Some even yield to despair, and refuse to believe that India ever can be saved or even benefited, while only a very few are able to believe not only that India will yet become a Christian empire, but that Christ will yet lift up the people of this land, and so revolutionize or transform society as it exists to-day, as to make the people practically a new people.

Our good Sister Amanda Smith never belonged to any of these despondent classes.

She sometimes was touched by the pictures of misery which she saw around her, but never became hopeless. She was of cheerful temperament, it is true, but aside from personal feeling, she always possessed a buoyant hope and an overcoming faith, which made it easy for her to believe that the Saviour, whom she loved and served, really intended to save and transform India.

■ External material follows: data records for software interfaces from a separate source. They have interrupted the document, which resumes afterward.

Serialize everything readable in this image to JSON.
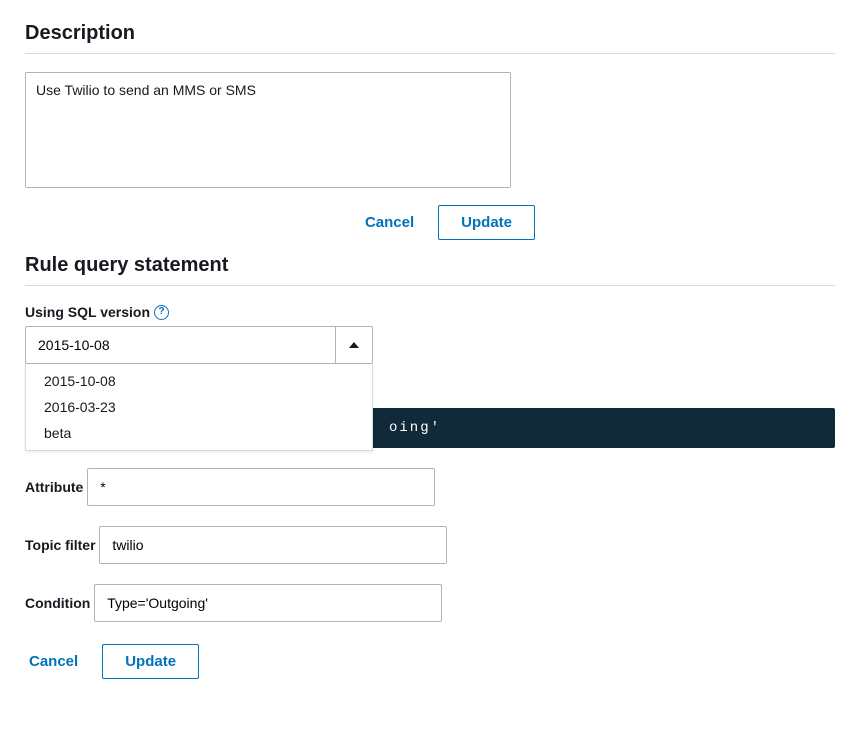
{
  "description": {
    "title": "Description",
    "value": "Use Twilio to send an MMS or SMS",
    "cancel": "Cancel",
    "update": "Update"
  },
  "rule": {
    "title": "Rule query statement",
    "sql_label": "Using SQL version",
    "sql_selected": "2015-10-08",
    "sql_options": {
      "o0": "2015-10-08",
      "o1": "2016-03-23",
      "o2": "beta"
    },
    "sql_strip": "oing'",
    "attribute_label": "Attribute",
    "attribute_value": "*",
    "topic_label": "Topic filter",
    "topic_value": "twilio",
    "condition_label": "Condition",
    "condition_value": "Type='Outgoing'",
    "cancel": "Cancel",
    "update": "Update"
  }
}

Soon after Mrs. Smith's visit to India, another Virginian visited Calcutta on his way around the globe. This was Mr. Moncure D. Conway.

These two persons, Mrs. Smith and Mr. Conway, were representative Virginians. They had been born in the same section of the country, brought up as Methodists, and were thoroughly acquainted, one by observation and the other by experience, with the terrible character of the American slave system.

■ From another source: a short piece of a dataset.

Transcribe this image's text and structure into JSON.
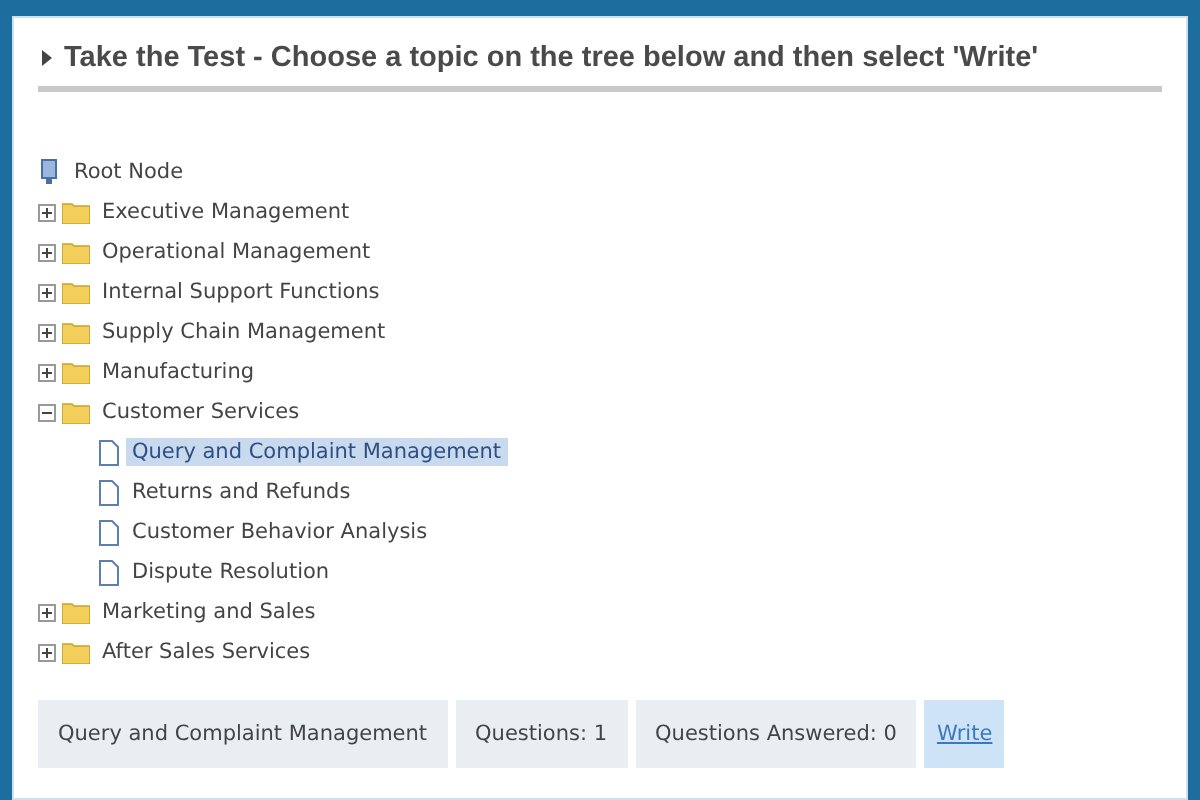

Mr. Conway in early life was for several years a Methodist preacher, but by his own published confession he never comprehended what the true spirit of Methodism was. He was at one time a well known and somewhat popular Unitarian minister, but finding the Unitarians too narrow and orthodox for a man of his liberal mind, he set up an independent church or organization of some kind, in London, and preached to an obscure little congregation for a number of years, until his last experiment ended in confessed failure.

His recorded impressions received in India were of the most

gloomy kind. He saw nothing to hope for in the condition of the people, and looked at them in their helpless state with blank bewilderment, if not despair. He passed through the empire without leaving a single trace of light behind him, without making an impression for good upon any heart or life, without finding an open door by which to make any man or woman happier or better, without, in short, seeing even a single ray of hope shining upon what he regarded as a dark and benighted land.

Mrs. Smith, the other Virginian, without a tittle of Mr. Conway's learning, and deprived of nearly every advantage which he had enjoyed, not only retained the faith of her childhood, but matured and developed it until it attained a standard of purity and strength rarely witnessed in our world.

She also came to India, but unlike the other Virginian, she cherished hope where he felt only despair, she saw light where he perceived only darkness, she found opportunities everywhere for doing good which wholly escaped his observation, and during her two years' stay in the country where she went, she traced out a pathway of light in the midst of the darkness!

As she left the country she could look back upon a hundred homes which were brighter and better because of her coming, upon hundreds of hearts whose burdens had been lightened and whose sorrows had been sweetened by reason of her public and private ministry.

She is gratefully remembered to this day by thousands in the land.

Her life affords a striking comment at once upon the value of the New Testament to those who receive it, both in letter and in spirit, and upon the hopelessness of the Gospel of unbelief which obtains so wide a hearing at the present day.

A thousand Virginians of the Conway stripe might come and go for a thousand years without making India any better, but a thousand Amanda Smiths would suffice to revolutionize an empire!

I am very glad to learn that Mrs. Smith has at last been induced to yield to the importunities of friends and prepare a sketch of her eventful life. I trust that the story will be told without reserve in all its simplicity, as well as in all its strength, and I doubt not that God will crown this last of her many labors with abundant blessings.

J.M. Thoburn .
Calcutta , October 22, 1891.

    PREFACE.   Table of Contents     CONTENTS.